The Papers of James Madison project, housed at the University of Virginia, was established in 1956 to publish annotated print volumes of the correspondence and writings of James Madison, the Virginia statesman most often remembered for his public service as "Father of the Constitution" and fourth president of the United States.
This nonprofit project is currently supported by grants from the National Endowment for the Humanities (an independent federal agency), the National Historical Publications and Records Commission, and the Packard Humanities Institute (a non-profit foundation), as well as by contributions from private individuals.
The published volumes provide accurate texts of Madison's incoming and outgoing correspondence, informative notes on textual and subject matters, and comprehensive indexes. They are incomparably rich resources for students of Madison's life and valuable research tools for those interested in the general history of the period in which Madison lived, 1751-1836.
To date, the project has collected copies of nearly 38,000 documents related to Madison's life, including letters, essays, notes, diaries, account books, ledgers, wills, legal papers, and inventories. The project serves the public by translating into print these decaying and often nearly illegible manuscripts, thereby preserving them for future generations and making them easier to use.

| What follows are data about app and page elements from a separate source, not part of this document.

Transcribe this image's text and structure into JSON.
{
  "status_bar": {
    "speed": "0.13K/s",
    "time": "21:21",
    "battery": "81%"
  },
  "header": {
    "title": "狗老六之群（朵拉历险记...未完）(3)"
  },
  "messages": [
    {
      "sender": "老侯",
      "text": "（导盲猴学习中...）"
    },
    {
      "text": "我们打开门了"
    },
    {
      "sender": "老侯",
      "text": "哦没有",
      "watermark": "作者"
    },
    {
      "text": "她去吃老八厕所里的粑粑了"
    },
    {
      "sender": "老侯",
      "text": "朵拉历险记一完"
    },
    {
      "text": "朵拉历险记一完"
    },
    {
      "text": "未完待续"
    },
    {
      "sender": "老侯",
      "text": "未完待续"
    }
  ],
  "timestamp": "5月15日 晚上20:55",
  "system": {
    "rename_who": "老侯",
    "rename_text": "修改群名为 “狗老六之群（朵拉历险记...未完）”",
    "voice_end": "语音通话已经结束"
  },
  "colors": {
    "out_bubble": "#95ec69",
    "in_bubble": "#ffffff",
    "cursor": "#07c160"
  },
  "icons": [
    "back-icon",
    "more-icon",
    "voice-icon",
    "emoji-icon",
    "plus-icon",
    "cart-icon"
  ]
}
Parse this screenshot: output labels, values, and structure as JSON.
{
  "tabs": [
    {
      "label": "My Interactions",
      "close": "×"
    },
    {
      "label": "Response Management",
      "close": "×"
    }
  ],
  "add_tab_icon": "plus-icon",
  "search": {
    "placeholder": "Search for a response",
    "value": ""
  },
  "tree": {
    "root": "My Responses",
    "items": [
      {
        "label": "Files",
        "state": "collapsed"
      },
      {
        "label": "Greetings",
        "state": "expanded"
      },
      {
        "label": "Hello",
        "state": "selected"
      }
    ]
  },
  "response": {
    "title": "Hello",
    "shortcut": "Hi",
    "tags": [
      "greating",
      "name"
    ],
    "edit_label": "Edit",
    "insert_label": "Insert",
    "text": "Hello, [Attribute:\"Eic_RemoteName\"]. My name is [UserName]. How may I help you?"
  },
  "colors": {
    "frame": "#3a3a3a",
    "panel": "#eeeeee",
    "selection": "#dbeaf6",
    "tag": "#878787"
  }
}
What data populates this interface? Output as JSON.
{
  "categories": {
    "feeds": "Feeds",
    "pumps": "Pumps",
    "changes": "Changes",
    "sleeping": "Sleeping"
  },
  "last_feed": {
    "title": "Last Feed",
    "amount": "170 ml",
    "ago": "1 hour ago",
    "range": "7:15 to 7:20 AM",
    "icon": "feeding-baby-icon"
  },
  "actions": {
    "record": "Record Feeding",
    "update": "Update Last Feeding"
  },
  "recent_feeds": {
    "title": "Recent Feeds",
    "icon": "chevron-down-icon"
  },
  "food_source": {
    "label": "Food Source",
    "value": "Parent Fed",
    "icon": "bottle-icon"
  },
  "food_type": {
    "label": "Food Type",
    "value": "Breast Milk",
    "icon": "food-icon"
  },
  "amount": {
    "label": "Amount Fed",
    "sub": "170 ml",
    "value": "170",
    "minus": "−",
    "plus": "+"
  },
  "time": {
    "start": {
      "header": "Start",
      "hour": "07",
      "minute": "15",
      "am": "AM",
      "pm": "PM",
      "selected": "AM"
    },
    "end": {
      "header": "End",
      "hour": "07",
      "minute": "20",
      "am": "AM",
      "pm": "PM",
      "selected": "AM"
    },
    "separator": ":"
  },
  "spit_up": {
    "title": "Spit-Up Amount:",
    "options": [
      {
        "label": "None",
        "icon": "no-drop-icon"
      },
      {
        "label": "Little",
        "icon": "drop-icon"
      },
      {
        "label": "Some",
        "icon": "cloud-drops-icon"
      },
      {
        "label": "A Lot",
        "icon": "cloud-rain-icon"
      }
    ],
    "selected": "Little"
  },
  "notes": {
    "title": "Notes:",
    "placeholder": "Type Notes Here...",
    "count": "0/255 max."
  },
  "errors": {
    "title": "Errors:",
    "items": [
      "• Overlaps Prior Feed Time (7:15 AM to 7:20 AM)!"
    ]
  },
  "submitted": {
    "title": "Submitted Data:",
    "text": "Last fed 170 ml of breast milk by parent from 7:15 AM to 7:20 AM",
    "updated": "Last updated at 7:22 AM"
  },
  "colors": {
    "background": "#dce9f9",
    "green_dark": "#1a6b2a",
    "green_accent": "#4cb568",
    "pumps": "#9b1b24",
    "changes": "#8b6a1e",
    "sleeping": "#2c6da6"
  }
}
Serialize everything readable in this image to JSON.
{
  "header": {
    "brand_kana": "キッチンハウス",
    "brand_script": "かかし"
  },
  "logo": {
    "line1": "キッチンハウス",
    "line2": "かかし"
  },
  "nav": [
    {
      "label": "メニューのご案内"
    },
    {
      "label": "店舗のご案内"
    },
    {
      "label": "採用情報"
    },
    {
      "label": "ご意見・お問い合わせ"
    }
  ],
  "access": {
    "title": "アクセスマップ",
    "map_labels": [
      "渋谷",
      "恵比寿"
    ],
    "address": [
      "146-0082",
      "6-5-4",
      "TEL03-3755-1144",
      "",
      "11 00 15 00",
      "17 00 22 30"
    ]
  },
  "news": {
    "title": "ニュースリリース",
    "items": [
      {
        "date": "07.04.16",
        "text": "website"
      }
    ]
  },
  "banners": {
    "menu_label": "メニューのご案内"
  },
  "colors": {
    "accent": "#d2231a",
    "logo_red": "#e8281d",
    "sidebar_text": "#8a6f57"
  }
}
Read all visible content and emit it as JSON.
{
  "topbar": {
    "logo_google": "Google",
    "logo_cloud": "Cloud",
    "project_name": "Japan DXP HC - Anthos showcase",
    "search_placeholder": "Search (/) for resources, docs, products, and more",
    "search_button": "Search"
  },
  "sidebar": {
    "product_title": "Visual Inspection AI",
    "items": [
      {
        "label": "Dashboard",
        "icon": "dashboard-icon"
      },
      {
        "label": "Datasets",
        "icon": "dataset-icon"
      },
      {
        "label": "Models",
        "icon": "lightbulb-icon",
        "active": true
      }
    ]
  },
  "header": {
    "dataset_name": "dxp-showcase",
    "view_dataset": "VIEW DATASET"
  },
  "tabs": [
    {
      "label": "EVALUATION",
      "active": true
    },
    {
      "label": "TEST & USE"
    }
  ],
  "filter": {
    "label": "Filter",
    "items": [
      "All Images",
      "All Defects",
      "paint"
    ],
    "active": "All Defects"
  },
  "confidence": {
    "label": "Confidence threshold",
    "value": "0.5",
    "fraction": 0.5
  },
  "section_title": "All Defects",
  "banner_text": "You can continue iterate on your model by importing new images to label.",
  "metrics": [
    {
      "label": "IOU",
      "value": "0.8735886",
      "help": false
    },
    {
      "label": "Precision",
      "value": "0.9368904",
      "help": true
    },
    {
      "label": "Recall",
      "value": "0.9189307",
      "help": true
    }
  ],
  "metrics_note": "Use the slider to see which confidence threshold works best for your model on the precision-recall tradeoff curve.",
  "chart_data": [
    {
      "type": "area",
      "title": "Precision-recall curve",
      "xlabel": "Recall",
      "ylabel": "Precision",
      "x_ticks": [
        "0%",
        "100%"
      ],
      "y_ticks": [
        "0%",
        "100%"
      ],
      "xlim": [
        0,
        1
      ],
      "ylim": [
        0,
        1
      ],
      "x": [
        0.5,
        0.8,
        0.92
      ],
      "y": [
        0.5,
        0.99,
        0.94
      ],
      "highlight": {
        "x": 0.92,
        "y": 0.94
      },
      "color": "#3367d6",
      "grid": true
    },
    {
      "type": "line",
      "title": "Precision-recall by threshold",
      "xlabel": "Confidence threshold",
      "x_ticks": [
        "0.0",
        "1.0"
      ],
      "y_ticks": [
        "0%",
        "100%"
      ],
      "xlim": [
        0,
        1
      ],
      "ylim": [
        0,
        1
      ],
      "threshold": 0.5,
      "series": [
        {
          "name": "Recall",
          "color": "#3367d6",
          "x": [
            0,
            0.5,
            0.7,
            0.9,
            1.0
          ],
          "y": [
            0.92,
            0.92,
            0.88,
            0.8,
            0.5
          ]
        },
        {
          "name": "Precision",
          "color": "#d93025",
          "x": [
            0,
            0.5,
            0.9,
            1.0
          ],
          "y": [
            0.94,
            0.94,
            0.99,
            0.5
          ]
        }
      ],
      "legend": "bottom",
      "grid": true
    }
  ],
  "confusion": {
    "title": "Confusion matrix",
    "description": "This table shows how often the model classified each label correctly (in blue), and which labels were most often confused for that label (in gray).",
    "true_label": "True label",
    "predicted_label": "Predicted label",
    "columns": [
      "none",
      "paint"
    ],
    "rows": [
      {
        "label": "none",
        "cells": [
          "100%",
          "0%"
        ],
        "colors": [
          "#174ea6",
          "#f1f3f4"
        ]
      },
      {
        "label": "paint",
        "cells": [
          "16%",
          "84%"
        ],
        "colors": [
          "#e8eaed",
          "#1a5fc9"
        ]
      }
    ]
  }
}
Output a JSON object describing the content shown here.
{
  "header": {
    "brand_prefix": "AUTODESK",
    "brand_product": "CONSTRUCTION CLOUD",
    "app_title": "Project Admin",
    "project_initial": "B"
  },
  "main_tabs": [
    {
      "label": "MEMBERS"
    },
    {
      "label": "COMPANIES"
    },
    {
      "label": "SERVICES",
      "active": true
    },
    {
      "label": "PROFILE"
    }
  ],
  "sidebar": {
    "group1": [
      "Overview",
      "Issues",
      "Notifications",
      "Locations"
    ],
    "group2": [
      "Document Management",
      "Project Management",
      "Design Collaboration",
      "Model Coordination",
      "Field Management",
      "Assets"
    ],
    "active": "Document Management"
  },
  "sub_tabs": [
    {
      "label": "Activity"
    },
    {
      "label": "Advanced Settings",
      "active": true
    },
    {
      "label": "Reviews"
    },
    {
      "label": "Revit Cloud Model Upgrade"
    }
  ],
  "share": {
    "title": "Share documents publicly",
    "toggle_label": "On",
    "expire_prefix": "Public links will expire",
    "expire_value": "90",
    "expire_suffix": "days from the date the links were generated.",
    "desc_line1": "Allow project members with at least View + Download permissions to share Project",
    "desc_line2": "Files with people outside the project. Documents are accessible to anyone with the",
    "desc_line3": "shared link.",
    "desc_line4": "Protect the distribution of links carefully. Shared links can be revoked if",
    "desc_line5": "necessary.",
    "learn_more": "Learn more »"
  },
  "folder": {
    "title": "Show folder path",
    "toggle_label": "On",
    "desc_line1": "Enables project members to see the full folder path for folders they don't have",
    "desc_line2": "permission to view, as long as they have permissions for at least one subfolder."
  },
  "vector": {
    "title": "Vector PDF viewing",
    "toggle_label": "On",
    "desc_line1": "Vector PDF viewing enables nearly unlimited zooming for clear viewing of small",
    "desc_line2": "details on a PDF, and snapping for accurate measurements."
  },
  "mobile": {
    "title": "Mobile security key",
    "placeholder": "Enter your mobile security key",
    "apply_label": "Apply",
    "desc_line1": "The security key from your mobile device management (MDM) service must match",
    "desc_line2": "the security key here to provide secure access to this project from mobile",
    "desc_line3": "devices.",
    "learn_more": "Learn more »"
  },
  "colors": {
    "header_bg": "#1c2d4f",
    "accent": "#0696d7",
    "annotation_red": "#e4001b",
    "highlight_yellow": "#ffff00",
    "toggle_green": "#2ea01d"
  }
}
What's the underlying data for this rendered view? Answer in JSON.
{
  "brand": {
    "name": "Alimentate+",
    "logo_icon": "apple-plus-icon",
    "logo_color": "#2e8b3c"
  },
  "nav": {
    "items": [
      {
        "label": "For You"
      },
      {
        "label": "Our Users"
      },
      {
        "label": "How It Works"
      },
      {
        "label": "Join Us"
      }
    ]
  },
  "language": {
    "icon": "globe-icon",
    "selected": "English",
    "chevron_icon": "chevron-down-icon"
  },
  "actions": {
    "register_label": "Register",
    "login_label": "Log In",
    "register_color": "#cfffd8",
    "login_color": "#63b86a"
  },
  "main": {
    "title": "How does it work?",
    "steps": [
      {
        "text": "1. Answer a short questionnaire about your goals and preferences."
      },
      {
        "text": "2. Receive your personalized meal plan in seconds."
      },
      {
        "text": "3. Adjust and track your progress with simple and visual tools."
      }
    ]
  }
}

The published volumes also make the contents of Madison-related documents, the originals of which are housed in some 250 archives worldwide, easily accessible to libraries and interested individuals anywhere books are available. The first ten volumes of the Congressional Series were published by the University of Chicago Press, 1962-77. Since 1977 all volumes have been published by the University of Virginia Press.
Additionally, since 2010, the digital edition of the Madison Papers has been available through ROTUNDA, the digital-publishing wing of the University of Virginia Press. Most of the published volumes are currently available to subscribers of ROTUNDA (which include many major universities), and new volumes are added to the digital collection within about eighteen months of being issued in print.
Preliminary transcriptions of over 9,000 as-yet-unpublished Madison documents are also available to view for free through the ROTUNDA Founders Early Access project. These documents were prepared and reviewed by the staff of Documents Compass, a program of the Virginia Foundation for the Humanities, but have not yet been edited or annotated by Papers of James Madison staff.
The National Archives Founders Online website is another source where you can freely access the published Papers of James Madison (18-24 months after publication) and the Early Access documents. Ultimately the entire collection of Madison's works will be available in digital format, where cross-referencing and searching capabilities provide enhanced access not only to the Papers of James Madison, but to the papers of other members of the founding era, including Dolley Madison, George Washington, John Adams, Thomas Jefferson, Alexander Hamilton, and many more. These digital resources provide enhanced access for researchers and readers worldwide.